Nest Hello: UK installation

Elliot West
3 min readJun 16, 2018

When I had my UK home refurbished a few years ago, I had Cat6 installed to the front door in anticipation of future developments in internet connected doorbells. I expected that PoE would be a likely choice to power such a device, and it was already supported by Doorbird, a nice device but with some quirks I couldn’t live with. The old AC doorbell was removed and a cheap wireless unit was installed to tide me over.

But the future proved me wrong. I’ve recently purchased a Nest Hello, and was surprised to see that connectivity is purely WiFi based, and curiously, it expects a 16–24V AC supply. No problem I thought, I can simply install an appropriate transformer and chime, and run the power over the Cat6. What quickly became clear however, is that while 16–24V AC doorbells may be common in the USA, it doesn’t seem that this was ever used by equipment in the UK which generally seems to favour the Nest unsuitable range of 8–12V AC. My attempts to purchase compatible chimes also seems to support this; no one sells them. I have found a rare example of a bell transformer from Screwfix that has a 24V output, however, without a suitable chime my Hello would remain silent.

To work around this I put a relay in place of the chime, this then provides a volt-free switch to trigger a doorbell circuit running at a different voltage. Sourcing a suitable relay was very easy as those with 24V AC coils are common.

Rube Goldberg

For the chime I used a modern wireless doorbell set from Honeywell, ironically with an adapter intended for retro-fitting to prehistoric wired doorbell pushes.
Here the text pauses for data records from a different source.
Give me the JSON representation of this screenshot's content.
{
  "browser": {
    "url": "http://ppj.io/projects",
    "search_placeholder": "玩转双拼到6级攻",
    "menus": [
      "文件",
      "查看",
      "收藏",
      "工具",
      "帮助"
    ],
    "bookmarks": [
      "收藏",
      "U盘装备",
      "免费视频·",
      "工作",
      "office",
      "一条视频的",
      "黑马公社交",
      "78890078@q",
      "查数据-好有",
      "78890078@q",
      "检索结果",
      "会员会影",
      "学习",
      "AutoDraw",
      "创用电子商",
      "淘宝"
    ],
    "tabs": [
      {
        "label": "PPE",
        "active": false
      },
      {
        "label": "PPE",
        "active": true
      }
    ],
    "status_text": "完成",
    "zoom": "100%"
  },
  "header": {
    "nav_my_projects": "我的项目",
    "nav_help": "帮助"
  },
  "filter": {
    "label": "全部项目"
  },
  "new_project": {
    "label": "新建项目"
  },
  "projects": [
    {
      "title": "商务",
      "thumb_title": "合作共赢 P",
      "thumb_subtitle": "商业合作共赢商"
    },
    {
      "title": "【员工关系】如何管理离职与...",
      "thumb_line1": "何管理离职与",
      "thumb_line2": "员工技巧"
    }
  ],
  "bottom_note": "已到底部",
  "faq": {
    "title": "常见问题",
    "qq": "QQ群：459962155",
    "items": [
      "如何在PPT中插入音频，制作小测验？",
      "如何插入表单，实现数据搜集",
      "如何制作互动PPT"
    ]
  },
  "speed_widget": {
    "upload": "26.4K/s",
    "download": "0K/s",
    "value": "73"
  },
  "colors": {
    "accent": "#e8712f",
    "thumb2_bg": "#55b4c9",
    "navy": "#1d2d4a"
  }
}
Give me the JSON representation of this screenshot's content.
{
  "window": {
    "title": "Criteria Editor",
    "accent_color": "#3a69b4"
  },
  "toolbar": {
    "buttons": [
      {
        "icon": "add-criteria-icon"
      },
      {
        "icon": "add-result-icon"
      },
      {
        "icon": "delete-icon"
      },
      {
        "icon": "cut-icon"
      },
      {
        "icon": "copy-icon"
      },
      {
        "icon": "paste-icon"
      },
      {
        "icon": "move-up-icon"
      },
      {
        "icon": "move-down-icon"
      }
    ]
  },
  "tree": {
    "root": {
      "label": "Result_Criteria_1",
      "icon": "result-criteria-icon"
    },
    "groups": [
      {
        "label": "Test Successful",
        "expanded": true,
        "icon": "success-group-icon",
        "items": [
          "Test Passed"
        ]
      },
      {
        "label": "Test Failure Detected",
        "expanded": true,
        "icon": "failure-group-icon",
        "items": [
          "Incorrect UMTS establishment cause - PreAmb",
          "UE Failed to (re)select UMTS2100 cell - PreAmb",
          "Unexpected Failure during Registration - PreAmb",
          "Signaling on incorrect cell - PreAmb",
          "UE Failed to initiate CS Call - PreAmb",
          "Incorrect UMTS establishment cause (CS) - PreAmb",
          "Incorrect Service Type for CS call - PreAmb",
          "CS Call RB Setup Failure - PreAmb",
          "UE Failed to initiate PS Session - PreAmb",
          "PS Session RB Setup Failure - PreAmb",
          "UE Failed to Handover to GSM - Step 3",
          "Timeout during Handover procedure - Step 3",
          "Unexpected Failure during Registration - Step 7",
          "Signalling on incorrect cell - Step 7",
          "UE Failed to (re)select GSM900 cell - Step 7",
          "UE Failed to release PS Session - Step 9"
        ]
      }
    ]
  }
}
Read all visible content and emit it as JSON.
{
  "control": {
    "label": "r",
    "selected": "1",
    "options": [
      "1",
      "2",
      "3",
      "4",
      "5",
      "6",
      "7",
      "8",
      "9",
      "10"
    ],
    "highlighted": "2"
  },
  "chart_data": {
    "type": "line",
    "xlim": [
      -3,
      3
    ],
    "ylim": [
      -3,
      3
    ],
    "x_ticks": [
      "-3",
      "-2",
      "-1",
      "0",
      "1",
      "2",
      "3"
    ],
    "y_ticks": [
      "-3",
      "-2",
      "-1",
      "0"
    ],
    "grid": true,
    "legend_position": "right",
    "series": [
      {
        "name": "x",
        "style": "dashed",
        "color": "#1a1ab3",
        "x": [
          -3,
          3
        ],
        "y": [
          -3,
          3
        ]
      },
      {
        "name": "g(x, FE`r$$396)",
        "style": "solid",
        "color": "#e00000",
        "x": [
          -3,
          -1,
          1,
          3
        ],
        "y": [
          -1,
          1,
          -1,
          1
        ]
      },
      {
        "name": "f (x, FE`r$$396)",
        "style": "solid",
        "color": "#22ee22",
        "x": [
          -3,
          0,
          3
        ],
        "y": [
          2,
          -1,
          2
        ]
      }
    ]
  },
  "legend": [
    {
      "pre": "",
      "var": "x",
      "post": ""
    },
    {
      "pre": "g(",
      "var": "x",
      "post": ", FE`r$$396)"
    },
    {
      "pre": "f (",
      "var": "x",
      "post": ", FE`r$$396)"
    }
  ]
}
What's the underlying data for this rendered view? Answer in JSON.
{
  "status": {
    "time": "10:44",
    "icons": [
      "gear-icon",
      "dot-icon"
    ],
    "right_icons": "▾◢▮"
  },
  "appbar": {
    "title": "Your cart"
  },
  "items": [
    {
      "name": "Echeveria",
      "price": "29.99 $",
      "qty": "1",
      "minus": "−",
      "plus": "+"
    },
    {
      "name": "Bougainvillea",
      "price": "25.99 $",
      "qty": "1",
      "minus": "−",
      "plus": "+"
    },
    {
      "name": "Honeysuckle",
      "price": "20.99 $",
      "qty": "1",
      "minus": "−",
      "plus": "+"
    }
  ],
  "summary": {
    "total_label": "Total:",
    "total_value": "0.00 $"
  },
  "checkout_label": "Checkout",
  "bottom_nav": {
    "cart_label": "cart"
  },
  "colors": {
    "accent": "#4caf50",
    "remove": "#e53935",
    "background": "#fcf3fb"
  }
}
Of course in my case the ‘legacy’ bell push switch is being emulated by the volt-free relay contact.

This whole situation is mind boggling; in what I can only imagine was an attempt to produce a product with broad compatibility with existing USA wiring, the Nest Hello is not only incompatible with probably every home in the UK, but also requires a non-trivial bespoke installation with a ‘difficult to find’ component.


The customer experience could be somewhat improved if Nest had done one or more of the following:

  • Included a suitable transformer to power the Hello
  • Added a volt-free contact option to the chime connector for easier integration with existing chimes running at other voltages
  • Provided the option of a wireless chime, preferably something ‘direct’ that doesn’t require additional infrastructure (so as not to be reliant on the owner’s WiFi network)
  • Bet on the future with a Power-over-Ethernet option

Given these hurdles, it’s hard to imagine anyone having an easy install experience in the UK. There’ll be a lot of head scratching going on, and I expect Screwfix will want to increase their stock of transformers.

Bill of materials

  • BRITISH GENERAL CUB1–01 24V AC Bell transformer (Screwfix)
  • REPOL 24v AC 8 Pin Relay 2 Pole (CPC)
  • REPOL GZP8-BLACK 8 pin relay base (CPC)
  • Honeywell Wired to Wirefree Convertor Kit c/w Doorbell (TLC)
  • HYLEC DN16T enclosure with DIN rail (CPC)
  • DIN rail clamps (CPC) — I used 2


I’ve recently invested in a Google Home Mini. This integrates well with the Nest Hello, providing ‘bell’ like functionality and some limited visitor announcements. The sound output if surprisingly high and I probably would consider this simplified approach if installing again. The Home Mini is often on offer, available for as little as £30.